**Task item**
Lines in which "text" appears should be pulled from the data below.

**Dataset**
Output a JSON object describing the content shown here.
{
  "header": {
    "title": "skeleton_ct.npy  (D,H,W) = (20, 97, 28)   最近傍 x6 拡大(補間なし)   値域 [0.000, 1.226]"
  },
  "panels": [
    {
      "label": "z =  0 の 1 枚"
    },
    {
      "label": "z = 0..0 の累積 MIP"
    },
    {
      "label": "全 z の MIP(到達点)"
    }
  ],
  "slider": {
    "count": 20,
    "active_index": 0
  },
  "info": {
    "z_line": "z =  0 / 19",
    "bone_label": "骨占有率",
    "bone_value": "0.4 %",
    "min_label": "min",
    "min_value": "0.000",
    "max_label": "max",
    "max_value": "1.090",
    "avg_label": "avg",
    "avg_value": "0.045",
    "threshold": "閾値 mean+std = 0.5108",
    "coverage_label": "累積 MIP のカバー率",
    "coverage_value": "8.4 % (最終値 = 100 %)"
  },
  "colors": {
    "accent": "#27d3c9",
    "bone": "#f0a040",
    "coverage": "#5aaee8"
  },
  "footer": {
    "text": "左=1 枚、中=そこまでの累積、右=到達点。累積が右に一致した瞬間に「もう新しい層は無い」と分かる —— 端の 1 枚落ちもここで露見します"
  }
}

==

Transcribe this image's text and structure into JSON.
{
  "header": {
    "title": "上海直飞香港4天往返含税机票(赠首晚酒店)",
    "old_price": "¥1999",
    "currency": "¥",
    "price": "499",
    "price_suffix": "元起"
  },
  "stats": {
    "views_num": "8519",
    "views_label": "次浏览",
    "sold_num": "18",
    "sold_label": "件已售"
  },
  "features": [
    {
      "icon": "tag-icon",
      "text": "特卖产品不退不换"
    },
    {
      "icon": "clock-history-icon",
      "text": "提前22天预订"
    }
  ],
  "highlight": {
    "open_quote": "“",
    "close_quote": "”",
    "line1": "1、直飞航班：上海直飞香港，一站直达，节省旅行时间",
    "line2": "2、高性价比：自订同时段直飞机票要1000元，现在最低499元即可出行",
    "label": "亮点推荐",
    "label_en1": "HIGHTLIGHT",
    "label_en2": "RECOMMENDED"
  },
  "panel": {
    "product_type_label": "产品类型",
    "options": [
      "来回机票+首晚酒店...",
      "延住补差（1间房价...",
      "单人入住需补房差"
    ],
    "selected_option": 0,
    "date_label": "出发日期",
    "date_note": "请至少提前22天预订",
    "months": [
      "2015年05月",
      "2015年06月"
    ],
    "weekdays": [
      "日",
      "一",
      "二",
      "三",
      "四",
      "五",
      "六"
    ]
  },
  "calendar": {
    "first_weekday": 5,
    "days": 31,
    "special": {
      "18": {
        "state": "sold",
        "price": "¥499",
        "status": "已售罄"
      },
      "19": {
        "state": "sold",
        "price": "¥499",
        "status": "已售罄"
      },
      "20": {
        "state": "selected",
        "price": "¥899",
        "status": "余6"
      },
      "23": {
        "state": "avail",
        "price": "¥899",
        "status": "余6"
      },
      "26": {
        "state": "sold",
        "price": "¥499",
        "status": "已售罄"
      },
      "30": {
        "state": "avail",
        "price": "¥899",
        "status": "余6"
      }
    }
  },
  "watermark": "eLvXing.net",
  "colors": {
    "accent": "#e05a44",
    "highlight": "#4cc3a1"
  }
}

**Answer box**
    "text": "左=1 枚、中=そこまでの累積、右=到達点。累積が右に一致した瞬間に「もう新しい層は無い」と分かる —— 端の 1 枚落ちもここで露見します"
Transcribe this image's text and structure into JSON.
      "text": "特卖产品不退不换"
      "text": "提前22天预订"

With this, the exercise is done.